Problem details -> Retrieve all lines below that have the string "spec".

Record extracts ->
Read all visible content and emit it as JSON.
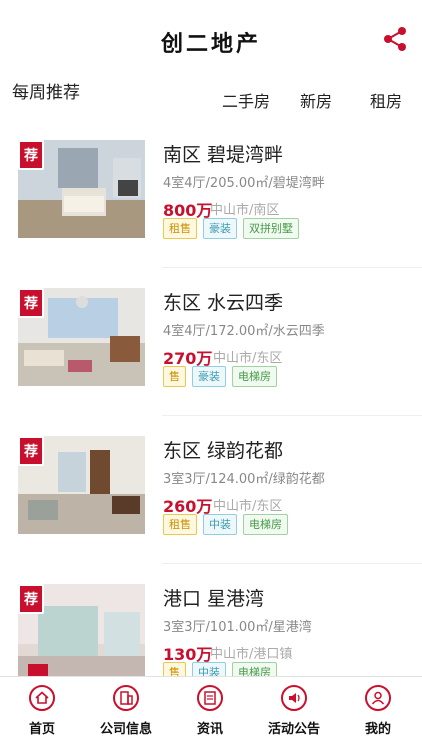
{
  "header": {
    "title": "创二地产"
  },
  "section": {
    "weekly_label": "每周推荐",
    "tabs": [
      "二手房",
      "新房",
      "租房"
    ]
  },
  "listings": [
    {
      "title": "南区  碧堤湾畔",
      "spec": "4室4厅/205.00㎡/碧堤湾畔",
      "price": "800万",
      "location": "中山市/南区",
      "badge": "荐",
      "tags": [
        {
          "label": "租售",
          "color": "yellow"
        },
        {
          "label": "豪装",
          "color": "blue"
        },
        {
          "label": "双拼别墅",
          "color": "green"
        }
      ]
    },
    {
      "title": "东区  水云四季",
      "spec": "4室4厅/172.00㎡/水云四季",
      "price": "270万",
      "location": "中山市/东区",
      "badge": "荐",
      "tags": [
        {
          "label": "售",
          "color": "yellow"
        },
        {
          "label": "豪装",
          "color": "blue"
        },
        {
          "label": "电梯房",
          "color": "green"
        }
      ]
    },
    {
      "title": "东区  绿韵花都",
      "spec": "3室3厅/124.00㎡/绿韵花都",
      "price": "260万",
      "location": "中山市/东区",
      "badge": "荐",
      "tags": [
        {
          "label": "租售",
          "color": "yellow"
        },
        {
          "label": "中装",
          "color": "blue"
        },
        {
          "label": "电梯房",
          "color": "green"
        }
      ]
    },
    {
      "title": "港口  星港湾",
      "spec": "3室3厅/101.00㎡/星港湾",
      "price": "130万",
      "location": "中山市/港口镇",
      "badge": "荐",
      "tags": [
        {
          "label": "售",
          "color": "yellow"
        },
        {
          "label": "中装",
          "color": "blue"
        },
        {
          "label": "电梯房",
          "color": "green"
        }
      ]
    }
  ],
  "bottom_nav": [
    {
      "label": "首页",
      "icon": "home-icon"
    },
    {
      "label": "公司信息",
      "icon": "building-icon"
    },
    {
      "label": "资讯",
      "icon": "news-icon"
    },
    {
      "label": "活动公告",
      "icon": "speaker-icon"
    },
    {
      "label": "我的",
      "icon": "user-icon"
    }
  ],
  "colors": {
    "accent": "#c8102e"
  }
}
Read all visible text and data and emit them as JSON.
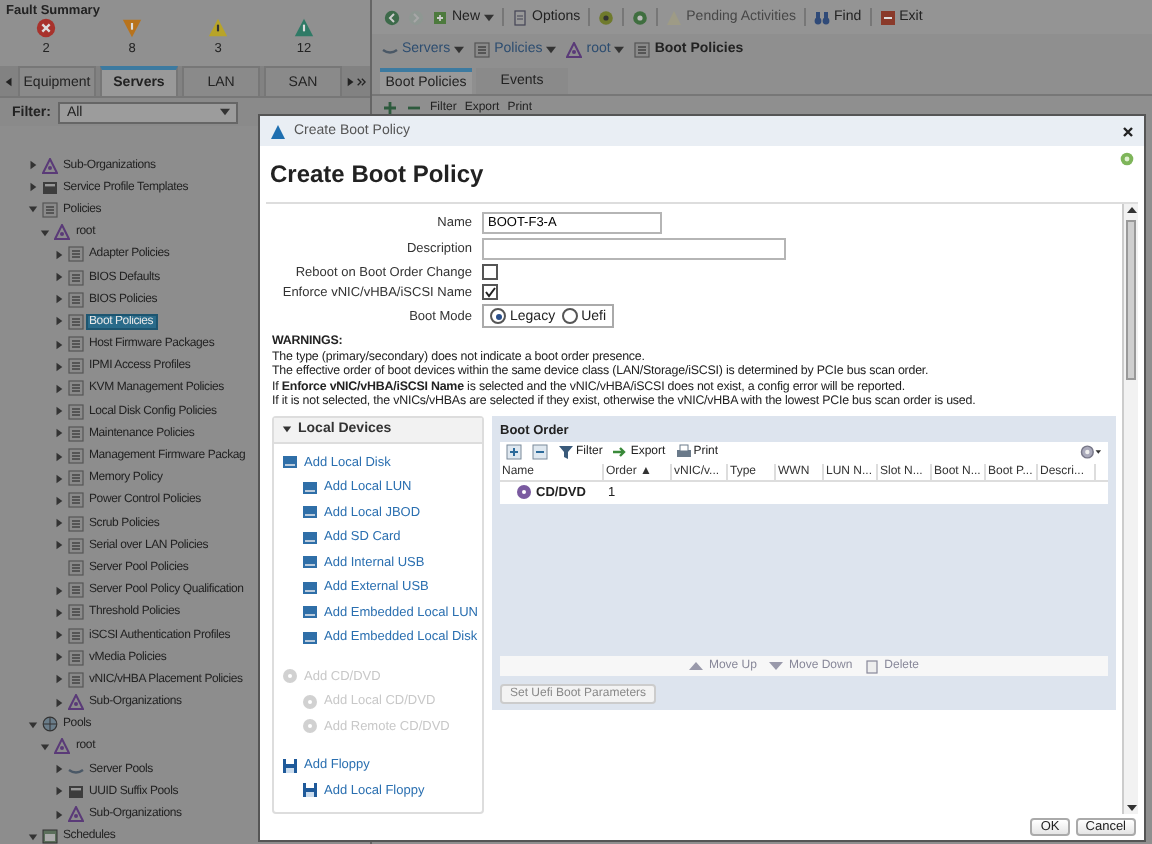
{
  "fault_summary": {
    "title": "Fault Summary",
    "faults": [
      {
        "kind": "critical",
        "count": "2"
      },
      {
        "kind": "major",
        "count": "8"
      },
      {
        "kind": "minor",
        "count": "3"
      },
      {
        "kind": "warning",
        "count": "12"
      }
    ]
  },
  "nav_tabs": [
    {
      "label": "Equipment",
      "selected": false
    },
    {
      "label": "Servers",
      "selected": true
    },
    {
      "label": "LAN",
      "selected": false
    },
    {
      "label": "SAN",
      "selected": false
    }
  ],
  "filter": {
    "label": "Filter:",
    "value": "All"
  },
  "tree": [
    {
      "label": "Sub-Organizations",
      "kind": "org",
      "selected": false,
      "expanded": false
    },
    {
      "label": "Service Profile Templates",
      "kind": "template",
      "selected": false,
      "expanded": false
    },
    {
      "label": "Policies",
      "kind": "policy",
      "selected": false,
      "expanded": true,
      "children": [
        {
          "label": "root",
          "kind": "org",
          "selected": false,
          "expanded": true,
          "children": [
            {
              "label": "Adapter Policies",
              "kind": "policy",
              "selected": false,
              "expanded": false
            },
            {
              "label": "BIOS Defaults",
              "kind": "policy",
              "selected": false,
              "expanded": false
            },
            {
              "label": "BIOS Policies",
              "kind": "policy",
              "selected": false,
              "expanded": false
            },
            {
              "label": "Boot Policies",
              "kind": "policy",
              "selected": true,
              "expanded": false
            },
            {
              "label": "Host Firmware Packages",
              "kind": "policy",
              "selected": false,
              "expanded": false
            },
            {
              "label": "IPMI Access Profiles",
              "kind": "policy",
              "selected": false,
              "expanded": false
            },
            {
              "label": "KVM Management Policies",
              "kind": "policy",
              "selected": false,
              "expanded": false
            },
            {
              "label": "Local Disk Config Policies",
              "kind": "policy",
              "selected": false,
              "expanded": false
            },
            {
              "label": "Maintenance Policies",
              "kind": "policy",
              "selected": false,
              "expanded": false
            },
            {
              "label": "Management Firmware Packag",
              "kind": "policy",
              "selected": false,
              "expanded": false
            },
            {
              "label": "Memory Policy",
              "kind": "policy",
              "selected": false,
              "expanded": false
            },
            {
              "label": "Power Control Policies",
              "kind": "policy",
              "selected": false,
              "expanded": false
            },
            {
              "label": "Scrub Policies",
              "kind": "policy",
              "selected": false,
              "expanded": false
            },
            {
              "label": "Serial over LAN Policies",
              "kind": "policy",
              "selected": false,
              "expanded": false
            },
            {
              "label": "Server Pool Policies",
              "kind": "policy",
              "selected": false
            },
            {
              "label": "Server Pool Policy Qualification",
              "kind": "policy",
              "selected": false,
              "expanded": false
            },
            {
              "label": "Threshold Policies",
              "kind": "policy",
              "selected": false,
              "expanded": false
            },
            {
              "label": "iSCSI Authentication Profiles",
              "kind": "policy",
              "selected": false,
              "expanded": false
            },
            {
              "label": "vMedia Policies",
              "kind": "policy",
              "selected": false,
              "expanded": false
            },
            {
              "label": "vNIC/vHBA Placement Policies",
              "kind": "policy",
              "selected": false,
              "expanded": false
            },
            {
              "label": "Sub-Organizations",
              "kind": "org",
              "selected": false,
              "expanded": false
            }
          ]
        }
      ]
    },
    {
      "label": "Pools",
      "kind": "pools",
      "selected": false,
      "expanded": true,
      "children": [
        {
          "label": "root",
          "kind": "org",
          "selected": false,
          "expanded": true,
          "children": [
            {
              "label": "Server Pools",
              "kind": "servers",
              "selected": false,
              "expanded": false
            },
            {
              "label": "UUID Suffix Pools",
              "kind": "template",
              "selected": false,
              "expanded": false
            },
            {
              "label": "Sub-Organizations",
              "kind": "org",
              "selected": false,
              "expanded": false
            }
          ]
        }
      ]
    },
    {
      "label": "Schedules",
      "kind": "schedule",
      "selected": false,
      "expanded": true
    }
  ],
  "toolbar": [
    {
      "kind": "back",
      "disabled": false
    },
    {
      "kind": "forward",
      "disabled": true
    },
    {
      "kind": "new",
      "label": "New",
      "disabled": false
    },
    {
      "kind": "options",
      "label": "Options",
      "disabled": false
    },
    {
      "kind": "status",
      "disabled": false
    },
    {
      "kind": "info",
      "disabled": false
    },
    {
      "kind": "pending",
      "label": "Pending Activities",
      "disabled": true
    },
    {
      "kind": "find",
      "label": "Find",
      "disabled": false
    },
    {
      "kind": "exit",
      "label": "Exit",
      "disabled": false
    }
  ],
  "breadcrumb": [
    {
      "label": "Servers",
      "kind": "servers",
      "dropdown": true
    },
    {
      "label": "Policies",
      "kind": "policy",
      "dropdown": true
    },
    {
      "label": "root",
      "kind": "org",
      "dropdown": true
    },
    {
      "label": "Boot Policies",
      "kind": "policy",
      "dropdown": false
    }
  ],
  "content_tabs": [
    {
      "label": "Boot Policies",
      "selected": true
    },
    {
      "label": "Events",
      "selected": false
    }
  ],
  "content_toolbar": [
    "Filter",
    "Export",
    "Print"
  ],
  "dialog": {
    "window_title": "Create Boot Policy",
    "heading": "Create Boot Policy",
    "name": {
      "label": "Name",
      "value": "BOOT-F3-A"
    },
    "description": {
      "label": "Description"
    },
    "reboot": {
      "label": "Reboot on Boot Order Change",
      "checked": false
    },
    "enforce": {
      "label": "Enforce vNIC/vHBA/iSCSI Name",
      "checked": true
    },
    "boot_mode": {
      "label": "Boot Mode",
      "options": [
        {
          "label": "Legacy",
          "selected": true
        },
        {
          "label": "Uefi",
          "selected": false
        }
      ]
    },
    "warnings": {
      "title": "WARNINGS:",
      "lines": [
        "The type (primary/secondary) does not indicate a boot order presence.",
        "The effective order of boot devices within the same device class (LAN/Storage/iSCSI) is determined by PCIe bus scan order.",
        "If **Enforce vNIC/vHBA/iSCSI Name** is selected and the vNIC/vHBA/iSCSI does not exist, a config error will be reported.",
        "If it is not selected, the vNICs/vHBAs are selected if they exist, otherwise the vNIC/vHBA with the lowest PCIe bus scan order is used."
      ]
    },
    "local_devices": {
      "title": "Local Devices",
      "expanded": true,
      "groups": [
        {
          "label": "Add Local Disk",
          "kind": "disk",
          "disabled": false,
          "children": [
            {
              "label": "Add Local LUN",
              "disabled": false
            },
            {
              "label": "Add Local JBOD",
              "disabled": false
            },
            {
              "label": "Add SD Card",
              "disabled": false
            },
            {
              "label": "Add Internal USB",
              "disabled": false
            },
            {
              "label": "Add External USB",
              "disabled": false
            },
            {
              "label": "Add Embedded Local LUN",
              "disabled": false
            },
            {
              "label": "Add Embedded Local Disk",
              "disabled": false
            }
          ]
        },
        {
          "label": "Add CD/DVD",
          "kind": "cd",
          "disabled": true,
          "children": [
            {
              "label": "Add Local CD/DVD",
              "disabled": true
            },
            {
              "label": "Add Remote CD/DVD",
              "disabled": true
            }
          ]
        },
        {
          "label": "Add Floppy",
          "kind": "floppy",
          "disabled": false,
          "children": [
            {
              "label": "Add Local Floppy",
              "disabled": false
            }
          ]
        }
      ]
    },
    "boot_order": {
      "title": "Boot Order",
      "toolbar": [
        "Filter",
        "Export",
        "Print"
      ],
      "columns": [
        "Name",
        "Order ▲",
        "vNIC/v...",
        "Type",
        "WWN",
        "LUN N...",
        "Slot N...",
        "Boot N...",
        "Boot P...",
        "Descri..."
      ],
      "rows": [
        {
          "name": "CD/DVD",
          "order": "1"
        }
      ],
      "actions": [
        {
          "kind": "up",
          "label": "Move Up"
        },
        {
          "kind": "down",
          "label": "Move Down"
        },
        {
          "kind": "delete",
          "label": "Delete"
        }
      ],
      "uefi_button": "Set Uefi Boot Parameters"
    },
    "buttons": [
      "OK",
      "Cancel"
    ]
  }
}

Task response ->
      "spec": "4室4厅/205.00㎡/碧堤湾畔",
      "spec": "4室4厅/172.00㎡/水云四季",
      "spec": "3室3厅/124.00㎡/绿韵花都",
      "spec": "3室3厅/101.00㎡/星港湾",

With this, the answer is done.